Double Fantasy was out the 17th November 1980,released by John Lennon and Yoko Ono after 5 years of silence. It is the seventh and final studio album released by Lennon (apart from his work with The Beatles)
During his lifetime. Though initially poorly received, the album is notable for its association with Lennon’s murder three weeks after its release, whereupon it became a worldwide commercial success, and went on to win the 1981 Album of the Year at the 24th Annual Grammy Awards.
Let’s talk about John and Yoko’s Double Fantasy. Can you separate how it felt making the album from what happened afterwards?
Absolutely I can. Because the two emotions on either side of Dec. 8th are really weighty. There’s a great amount of joy on one side and just terrible tragic feelings on the other. And scars that have yet to go away and probably never will. But it’s easy to separate between the two. Because I was working with him right up to the last day and the last night, there’s a certain line drawn there. It drew a line in my life.
As it did everyone’s, yours more directly and explicitly. How was he in the sessions? From what I gathered, happy to be back at work, the long sabbatical is over, back in the game, future looking good.
There’s plenty of other material bouncing around. Some people have heard it, other things no one’s ever heard.
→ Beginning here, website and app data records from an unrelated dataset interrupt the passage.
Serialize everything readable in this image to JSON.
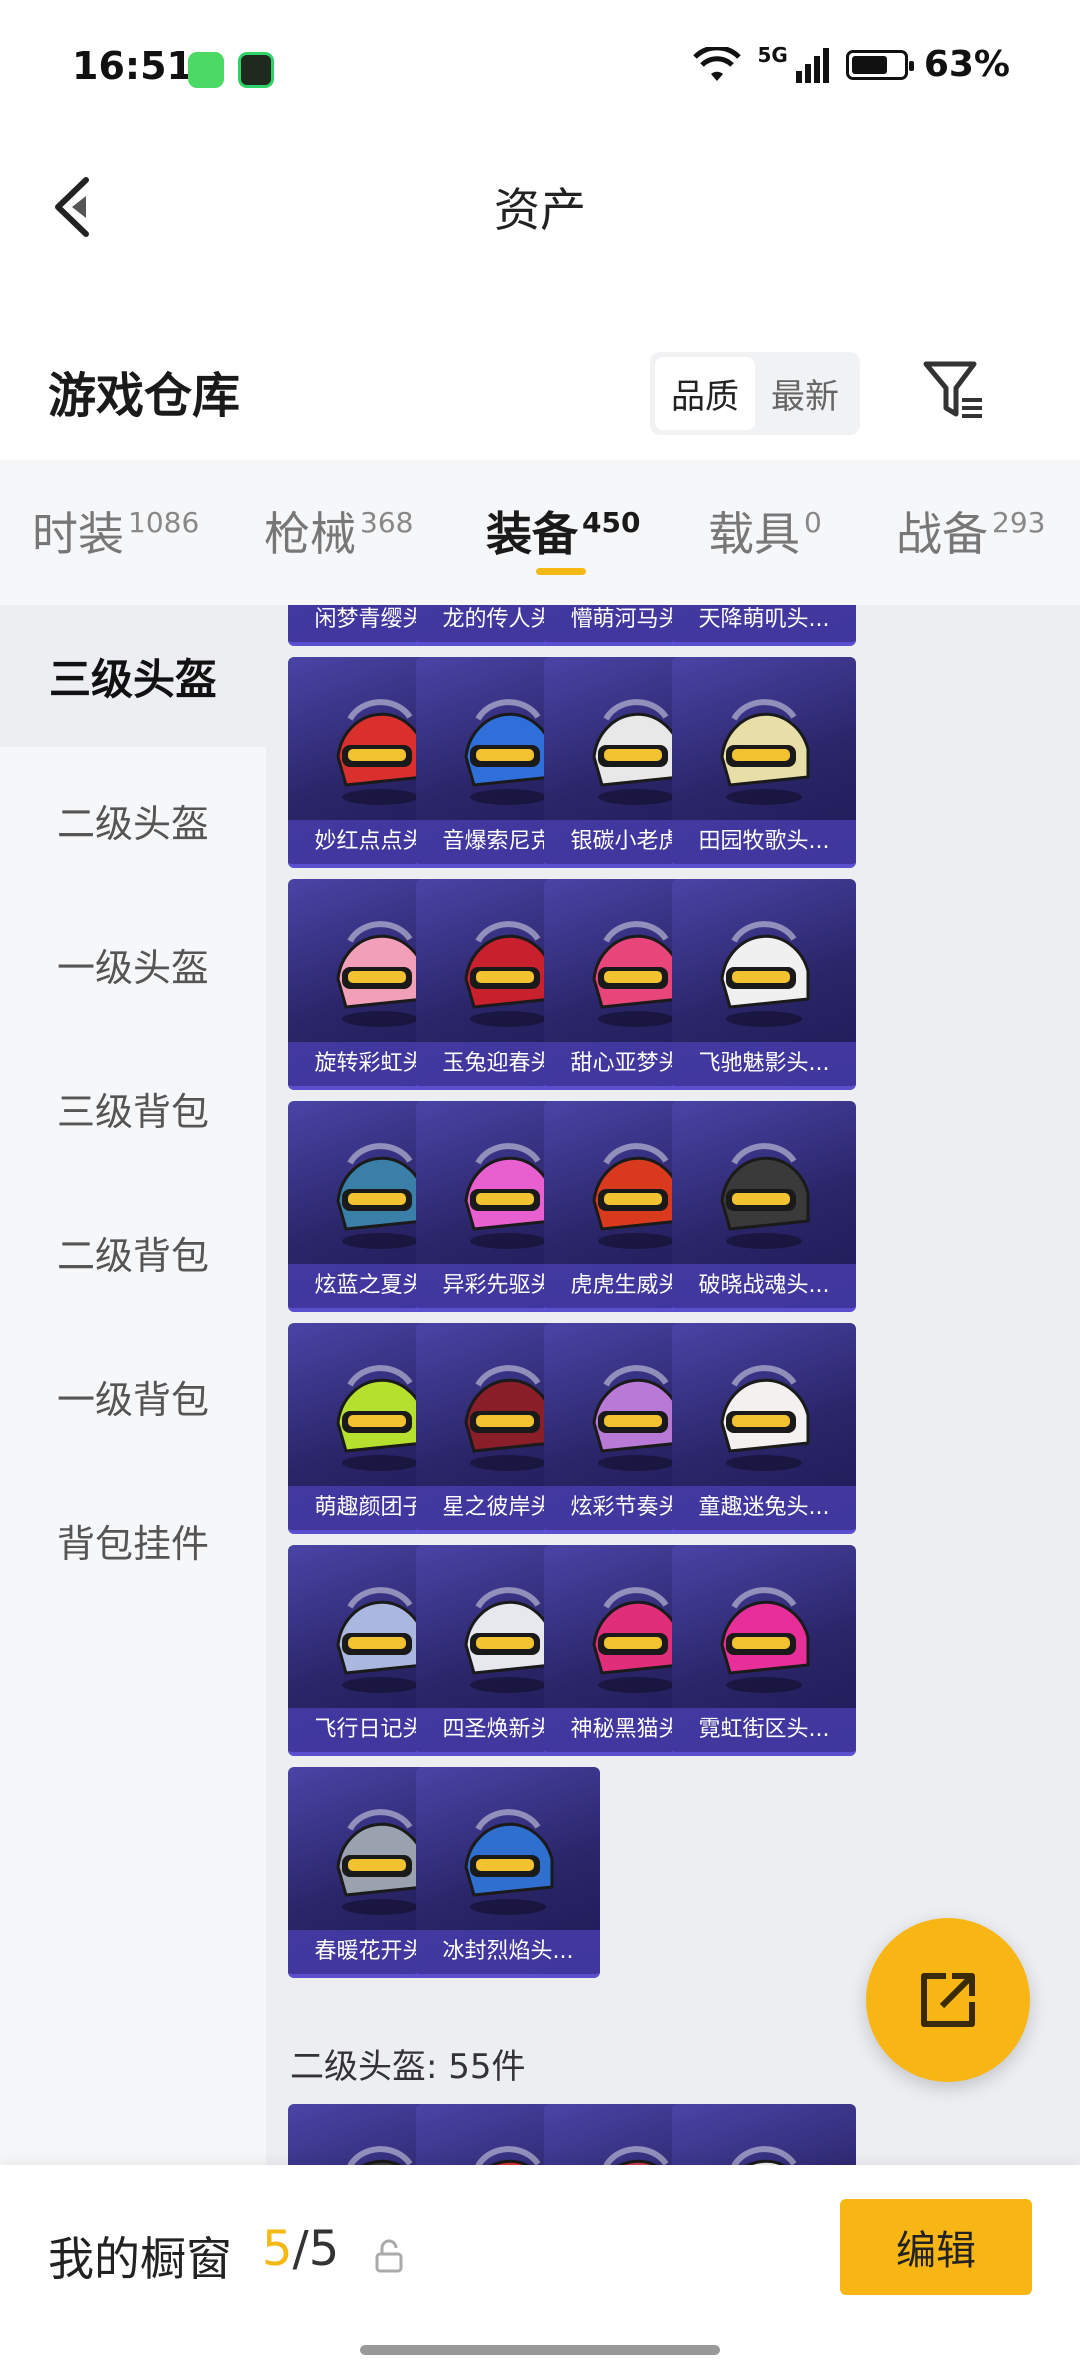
{
  "status": {
    "time": "16:51",
    "battery": "63%",
    "battery_level": 0.63,
    "network": "5G"
  },
  "title": "资产",
  "header": {
    "title": "游戏仓库",
    "sort_options": [
      "品质",
      "最新"
    ],
    "sort_selected": "品质"
  },
  "tabs": [
    {
      "label": "时装",
      "count": "1086"
    },
    {
      "label": "枪械",
      "count": "368"
    },
    {
      "label": "装备",
      "count": "450"
    },
    {
      "label": "载具",
      "count": "0"
    },
    {
      "label": "战备",
      "count": "293"
    }
  ],
  "active_tab": "装备",
  "sidebar": [
    {
      "label": "三级头盔"
    },
    {
      "label": "二级头盔"
    },
    {
      "label": "一级头盔"
    },
    {
      "label": "三级背包"
    },
    {
      "label": "二级背包"
    },
    {
      "label": "一级背包"
    },
    {
      "label": "背包挂件"
    }
  ],
  "active_sidebar": "三级头盔",
  "items": [
    {
      "name": "闲梦青缨头...",
      "color": "#9cc7e8"
    },
    {
      "name": "龙的传人头...",
      "color": "#e0b04a"
    },
    {
      "name": "懵萌河马头...",
      "color": "#d9a9d6"
    },
    {
      "name": "天降萌叽头...",
      "color": "#f2d58a"
    },
    {
      "name": "妙红点点头...",
      "color": "#d9302e"
    },
    {
      "name": "音爆索尼克...",
      "color": "#2e6fd9"
    },
    {
      "name": "银碳小老虎...",
      "color": "#e8e8e8"
    },
    {
      "name": "田园牧歌头...",
      "color": "#e8dfa8"
    },
    {
      "name": "旋转彩虹头...",
      "color": "#f2a0b8"
    },
    {
      "name": "玉兔迎春头...",
      "color": "#c8202c"
    },
    {
      "name": "甜心亚梦头...",
      "color": "#e8457a"
    },
    {
      "name": "飞驰魅影头...",
      "color": "#f0f0f0"
    },
    {
      "name": "炫蓝之夏头...",
      "color": "#3a7fa8"
    },
    {
      "name": "异彩先驱头...",
      "color": "#e85fd0"
    },
    {
      "name": "虎虎生威头...",
      "color": "#d93a1e"
    },
    {
      "name": "破晓战魂头...",
      "color": "#3a3a3a"
    },
    {
      "name": "萌趣颜团子...",
      "color": "#b6e02e"
    },
    {
      "name": "星之彼岸头...",
      "color": "#8a1f2a"
    },
    {
      "name": "炫彩节奏头...",
      "color": "#b87ad6"
    },
    {
      "name": "童趣迷兔头...",
      "color": "#f4f0f0"
    },
    {
      "name": "飞行日记头...",
      "color": "#aab8e0"
    },
    {
      "name": "四圣焕新头...",
      "color": "#e6e8ee"
    },
    {
      "name": "神秘黑猫头...",
      "color": "#e02e7a"
    },
    {
      "name": "霓虹街区头...",
      "color": "#e82e98"
    },
    {
      "name": "春暖花开头...",
      "color": "#9aa2b0"
    },
    {
      "name": "冰封烈焰头...",
      "color": "#2e6fd0"
    }
  ],
  "next_section": {
    "label": "二级头盔: 55件"
  },
  "next_items": [
    {
      "color": "#3a3a3a"
    },
    {
      "color": "#d9302e"
    },
    {
      "color": "#c83a4a"
    },
    {
      "color": "#f0f0f0"
    }
  ],
  "bottom": {
    "label": "我的橱窗",
    "used": "5",
    "slash": "/",
    "total": "5",
    "edit": "编辑"
  },
  "colors": {
    "accent": "#f7b614",
    "tile_bg": "#2a2568"
  }
}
There’s a lot of material from the Double Fantasy sessions, a ton of things—nothing really complete. A lot of jams, a lot of Beatles songs.
That’s all up to Yoko, what she wants to do with it. As it gets later and later in her life, I’m doubting [anything will come out]. I keep asking—she and I are in touch all the time—and I keep asking if we can go back to the [Nov. 28, 1974] Madison Square Garden concert and dig into that thing and make it work. It was released, but doesn’t sound all that good. There’s a lot of footage that wasn’t used. There’s all kinds of gems there that fans would love. It’s an important statement, that concert, and she’s like, “Let’s do it next year, let’s do it next year.”
Listen to John Lennon and Elton John singing “I Saw Her Standing There” at Madison Square Garden.
Oh, yeah, absolutely. In more ways than one. We finished that record and he told me that he wouldn’t see me ’til after the new year to work on some more stuff. And within two-and-a-half weeks he was calling me up saying, “What are you doing?” I said, “Aren’t you supposed to be in Bermuda?” He said, “Ah, you know what, once I get rolling I can’t stop. So, let’s go back [in the studio].” I was already doing another project for RCA and he asked me to move it around so I could start doing that at 9 at night and we’d start working [together]at noon. And I did.
Listen to “Watching the Wheels” from Double Fantasy
The album came three weeks before he was shot. I know you were back in the studio, working on “Walking on Thin Ice.” What was the vibe like?
First of all, he wanted no one else in the studio except whatever assistant I wanted. He wanted to just experiment. He wanted me to both produce and engineer and we were basically just going to sit in the room and have fun. I had Mark Antonio come in to assist me. John said, “Let’s listen to some loops we have here and there.” We had a drum track and a bass track and some other instruments going for what turned out to be “Walking on Thin Ice.” I cut a loop for that, drum loops and guitar loops, and basically John and I played guitar over those loops. This is like what you imagine kids doing in their basement, but we were in a real room where we could just go crazy and do whatever we wanted and do it all ourselves. It was actually a guitar solo we were both playing at the same time. Then there was the rapping over it, the poetry reading, the Yoko thing, and we were pretty much through and we finished it. That was the beginning of a bunch of stuff we had planned. But it started and ended right there with that one.
Listen to “Woman” from John and Yoko’s Double Fantasy
Related: That day in December 1980 that we can never forget
John and Yoko with Douglas (at bottom right)
So, there’s nothing else that might come out of those sessions?
In the summer of 1980, Lennon made a sailing trip through treacherous waters from Newport, Rhode Island, to Bermuda. During the journey, Lennon’s yacht encountered a prolonged severe storm, most of the crew eventually succumbed to profound fatigue and seasickness. Lennon (free of seasickness) was eventually forced to take the yacht’s wheel alone for many hours. Lennon found this terrifying but invigorating. It had the effect of both renewing his confidence and making him contemplate the fragility of life. As a result, he began to write new songs and reworked earlier demos.
He commented later, ‘I was so centered after the experience at sea that I was tuned in to the cosmos – and all these songs came!’ Ono also wrote many songs, inspired with new confidence after Lennon had stated that he believed that contemporary popular music such as The B-52’s “Rock Lobster” bore similarities to Ono’s earlier work.
The couple decided to release their work on the same album, the first time they had done so since 1972’s politically charged Some Time in New York City. In stark contrast to that album, Double Fantasy (subtitled A Heart Play) was a collection of songs wherein husband and wife would conduct a musical dialogue. The album took its title from a species of freesia, seen in the Bermuda Botanical Gardens, whose name Lennon regarded as a perfect description of his marriage to Ono.